A transparent dividing element suggests the direct relationship between the living area and the sleeping area, removing any visual and conceptual barriers. The large marble table represents a rational element of classic balance, rigorously proportioned to the space. It is designed to dialogue with certain iconic pieces of design that are still able to fascinate, such as the surrealist-inspired wall lamp. More than essential and almost invisible, the kitchen is a perfect expression of geometric abstraction; no functional element is visible, forcing the perception of emptiness. The presence of an old olive tree underlines the sanctity of nature.
The seat around the tree has the symbolic energy of a mystical space for meditation and contemplation, an energy made even stronger by the “mirror no mirror” distorting the context. The staircase, made up of detached elements, is a gratuitous homage to Carlo Scarpa’s visionary design of the Olivetti showroom in Venice. The staircase leads to a mezzanine which expresses the intimate and silent atmosphere of a museum space. With two armchairs and a painting, nothing else is required to enter a soft and suspended dimension of dialogue with art, suggesting an ideal connection between spaces of sociality and personal domestic spaces.

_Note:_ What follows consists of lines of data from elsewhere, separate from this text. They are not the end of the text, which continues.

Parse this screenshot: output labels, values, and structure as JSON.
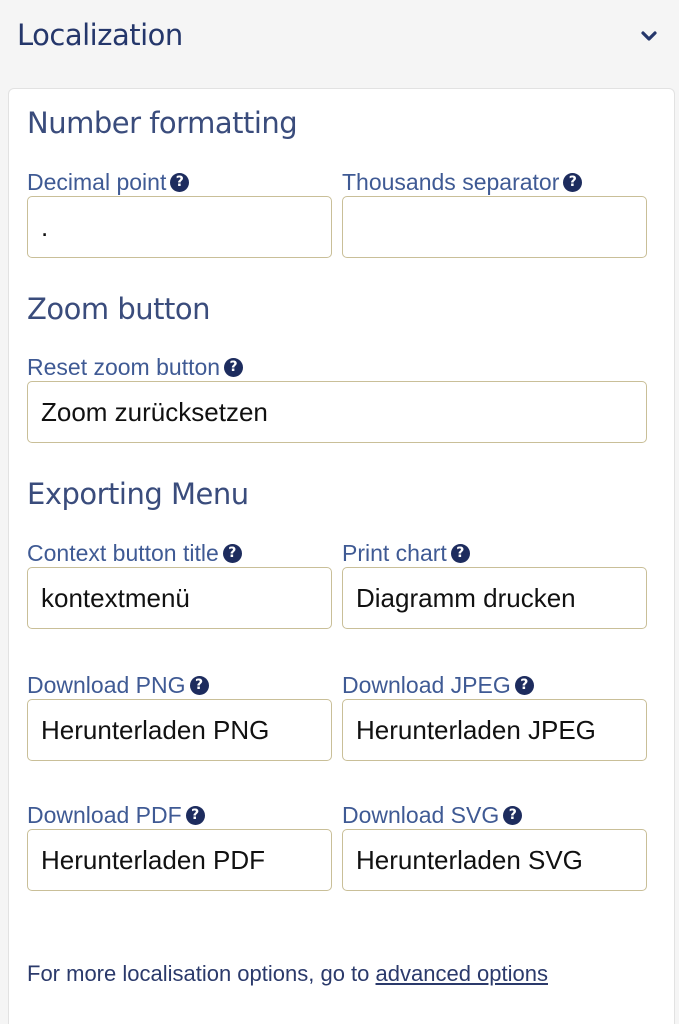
{
  "header": {
    "title": "Localization",
    "toggle_icon": "chevron-down-icon"
  },
  "sections": {
    "number": {
      "title": "Number formatting",
      "decimal_point": {
        "label": "Decimal point",
        "value": "."
      },
      "thousands_separator": {
        "label": "Thousands separator",
        "value": ""
      }
    },
    "zoom": {
      "title": "Zoom button",
      "reset_zoom": {
        "label": "Reset zoom button",
        "value": "Zoom zurücksetzen"
      }
    },
    "exporting": {
      "title": "Exporting Menu",
      "context_button_title": {
        "label": "Context button title",
        "value": "kontextmenü"
      },
      "print_chart": {
        "label": "Print chart",
        "value": "Diagramm drucken"
      },
      "download_png": {
        "label": "Download PNG",
        "value": "Herunterladen PNG"
      },
      "download_jpeg": {
        "label": "Download JPEG",
        "value": "Herunterladen JPEG"
      },
      "download_pdf": {
        "label": "Download PDF",
        "value": "Herunterladen PDF"
      },
      "download_svg": {
        "label": "Download SVG",
        "value": "Herunterladen SVG"
      }
    }
  },
  "help_icon": {
    "glyph": "?"
  },
  "footer": {
    "text": "For more localisation options, go to ",
    "link": "advanced options"
  },
  "colors": {
    "heading": "#25376b",
    "label": "#3f5a94",
    "field_border": "#c9bf98",
    "help_icon_bg": "#1d2c5e"
  }
}
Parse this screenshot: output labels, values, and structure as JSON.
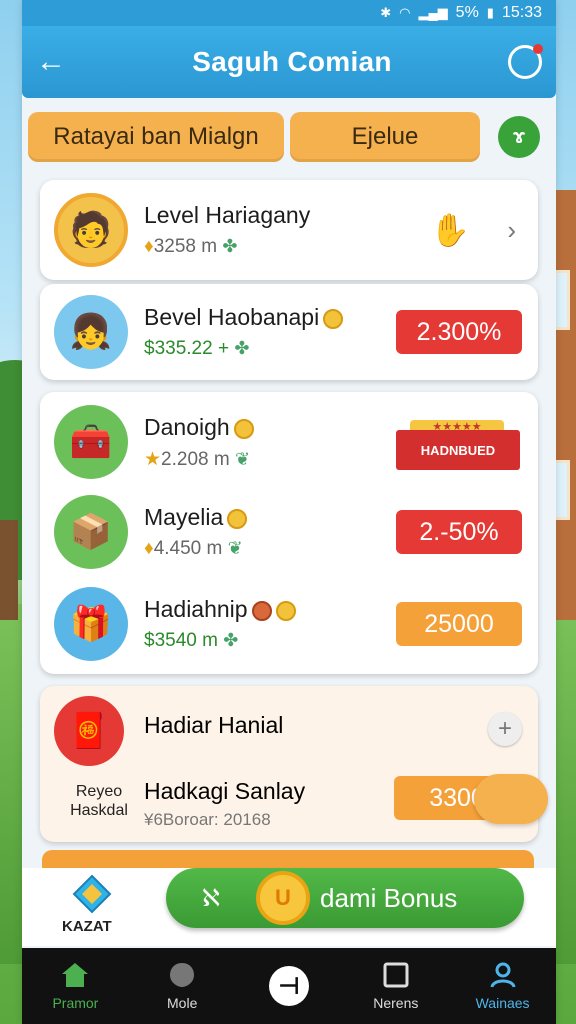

The first private space is a large dressing room inspired by the atmosphere of Berlin’s avant-garde boutiques. Displayed as if in a shop window, the outfit steals the show in the staging, surrounded by retro-inspired display cases and futuristic furniture. The master bedroom has monastic essentiality. It is a shelter and an alcove. With its essential and geometric design inspired by Japanese aesthetics, the bed is the heart of the space. A work, made by informal Italian artist Alberto Burri in the second post-war period, oversees the most intimate area of the house.
In a curious creative game based on contrasts, the rational image of the bed acts as a counterpoint to the marble washbasin which introduces into the adjoining bathroom a material and hyper-expressive object, extracted “per levare” from a block of Pierre. Once again, Francesco Meneghello’s interior project recounts a domestic vision inspired by a museum concept through the search for asymmetries, through the balance between full and empty and the contrast between reflections and transparencies.